The photographs published from this day went on to incite greater national support for the civil rights movement by both public and federal legislators, who one year later signed the Civil Rights Act into law. Hudson’s photograph inspired a sculpture made to honor the protestors, which was installed in the park where these events unfolded.Bill Hudson
During the summer of 1964, more than 1,000 volunteers from across the country traveled on “Freedom Rides,” like the one pictured in this photograph. They rode to Mississippi to participate in a massive voter registration drive and educational initiative organized by the Student Nonviolent Coordinating Committee (SNCC) in a project called Freedom Summer.
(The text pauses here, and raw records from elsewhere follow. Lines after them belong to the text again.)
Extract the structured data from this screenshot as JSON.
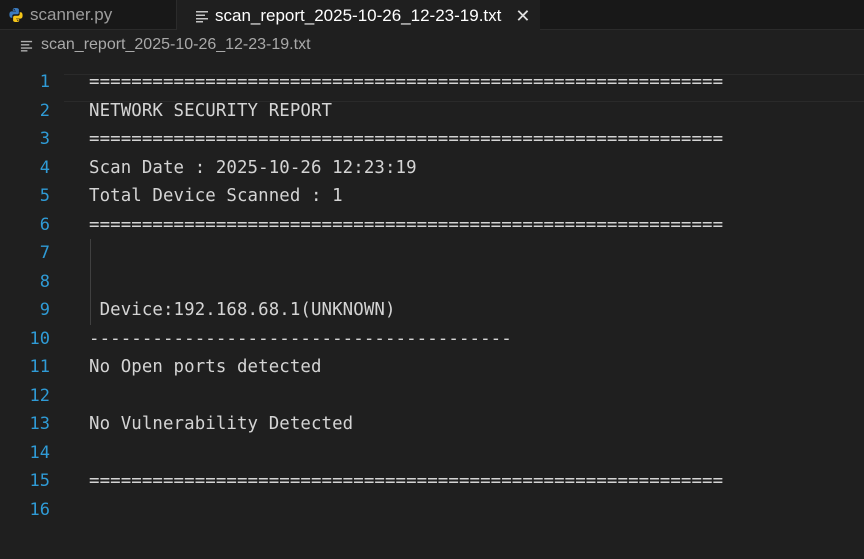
{
  "tabs": [
    {
      "label": "scanner.py",
      "icon": "python-icon",
      "active": false
    },
    {
      "label": "scan_report_2025-10-26_12-23-19.txt",
      "icon": "text-file-icon",
      "active": true,
      "close": "✕"
    }
  ],
  "breadcrumb": {
    "file": "scan_report_2025-10-26_12-23-19.txt",
    "icon": "text-file-icon"
  },
  "lines": [
    {
      "n": "1",
      "text": "============================================================"
    },
    {
      "n": "2",
      "text": "NETWORK SECURITY REPORT"
    },
    {
      "n": "3",
      "text": "============================================================"
    },
    {
      "n": "4",
      "text": "Scan Date : 2025-10-26 12:23:19"
    },
    {
      "n": "5",
      "text": "Total Device Scanned : 1"
    },
    {
      "n": "6",
      "text": "============================================================"
    },
    {
      "n": "7",
      "text": ""
    },
    {
      "n": "8",
      "text": ""
    },
    {
      "n": "9",
      "text": " Device:192.168.68.1(UNKNOWN)"
    },
    {
      "n": "10",
      "text": "----------------------------------------"
    },
    {
      "n": "11",
      "text": "No Open ports detected"
    },
    {
      "n": "12",
      "text": ""
    },
    {
      "n": "13",
      "text": "No Vulnerability Detected"
    },
    {
      "n": "14",
      "text": ""
    },
    {
      "n": "15",
      "text": "============================================================"
    },
    {
      "n": "16",
      "text": ""
    }
  ],
  "colors": {
    "line_number": "#2f9bd6",
    "text": "#d4d4d4",
    "background": "#1f1f1f"
  }
}
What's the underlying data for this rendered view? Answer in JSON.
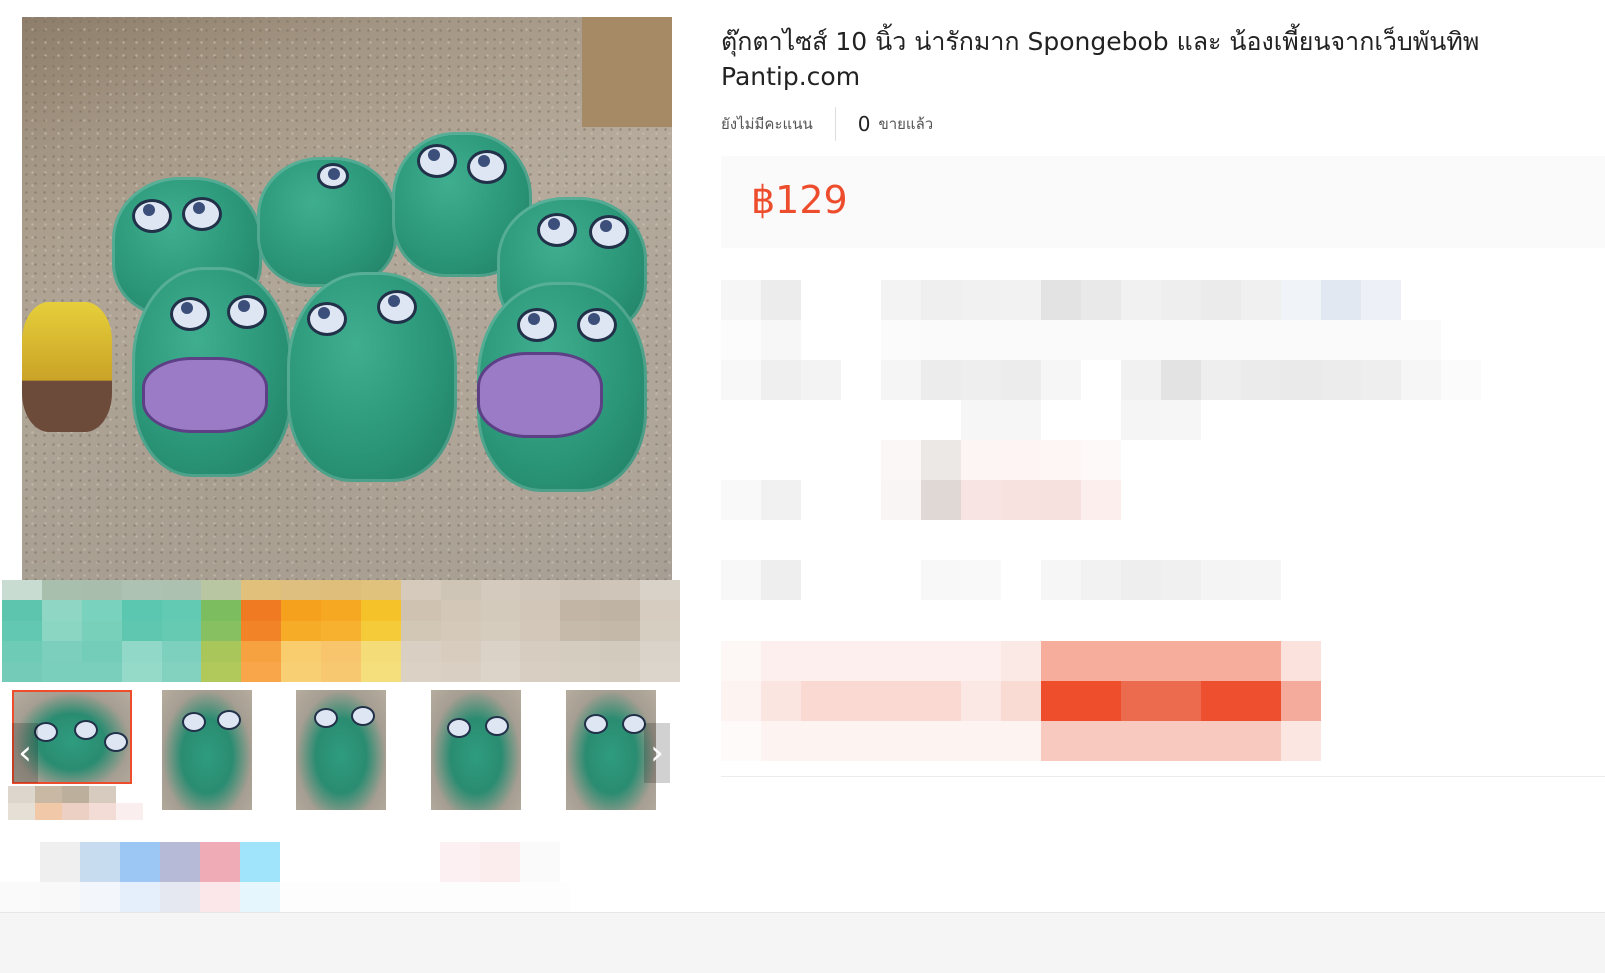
{
  "product": {
    "title_line1": "ตุ๊กตาไซส์ 10 นิ้ว น่ารักมาก Spongebob และ น้องเพี้ยนจากเว็บพันทิพ",
    "title_line2": "Pantip.com",
    "rating_text": "ยังไม่มีคะแนน",
    "sold_count": "0",
    "sold_label": "ขายแล้ว",
    "price": "฿129"
  },
  "gallery": {
    "thumbnails": [
      "thumb-1",
      "thumb-2",
      "thumb-3",
      "thumb-4",
      "thumb-5"
    ],
    "prev_arrow": "‹",
    "next_arrow": "›"
  },
  "colors": {
    "accent": "#ee4d2d",
    "price_bg": "#fafafa",
    "plush_green": "#2b9678"
  },
  "icons": [
    "chevron-left-icon",
    "chevron-right-icon"
  ]
}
Over the course of the summer, 1,062 participants were arrested, 80 Freedom Summer workers were beaten, 37 churches were bombed or burned, 30 black-owned homes and businesses were bombed or burned, 4 civil rights workers were killed, and at least 3 black Mississippians were murdered for supporting the civil rights movement.Steve Schapiro
Freedom songs were fundamentally important to the civil rights movement, especially during marches and public demonstrations. These hopeful pieces of music expressed the difficulty of the struggle and the collective yearning for freedom and equality. Charles Moore’s photograph shows a group of civil rights marchers—among them (left to right) James Orange, Bob Mants, John Lewis, Hosea Williams, Andrew Young, and Amelia Boynton—singing before beginning their walk to the Edmund Pettus Bridge on Bloody Sunday, March 7, 1965.Charles Moore
Though not a conventional documentarian of the civil rights movement, Roy DeCarava approached photography as a way to chronicle the black lived experience in New York City. In New York, segregation was not the law of the land as it was in the south, but the presence of overt and institutional racism affected him deeply.
DeCarava also actively fought for equal rights and appreciation for black photographers’ work. He protested Life Magazine for the lack of diversity among its staff photographers and co-founded The Black Photographers Annual, a publication that celebrated and shared the work of black photographers across the country.Roy DeCarava
President Johnson and several key black leaders of the day, including (left to right) Roy Wilkins, Executive Director of the NAACP; James Farmer, National Director of the Congress of Racial Equality; Dr. Martin Luther King Jr., Head of the Southern Christian Leadership Conference; and Whitney Young, Head of the Urban League, met at the White House to discuss the president’s war on poverty and concerns over the high percentage of poverty among blacks across the country. Johnson later signed into law the 1968 Fair Housing Act, which built on the Civil Rights Act of 1964.Unknown Photographer, United Press International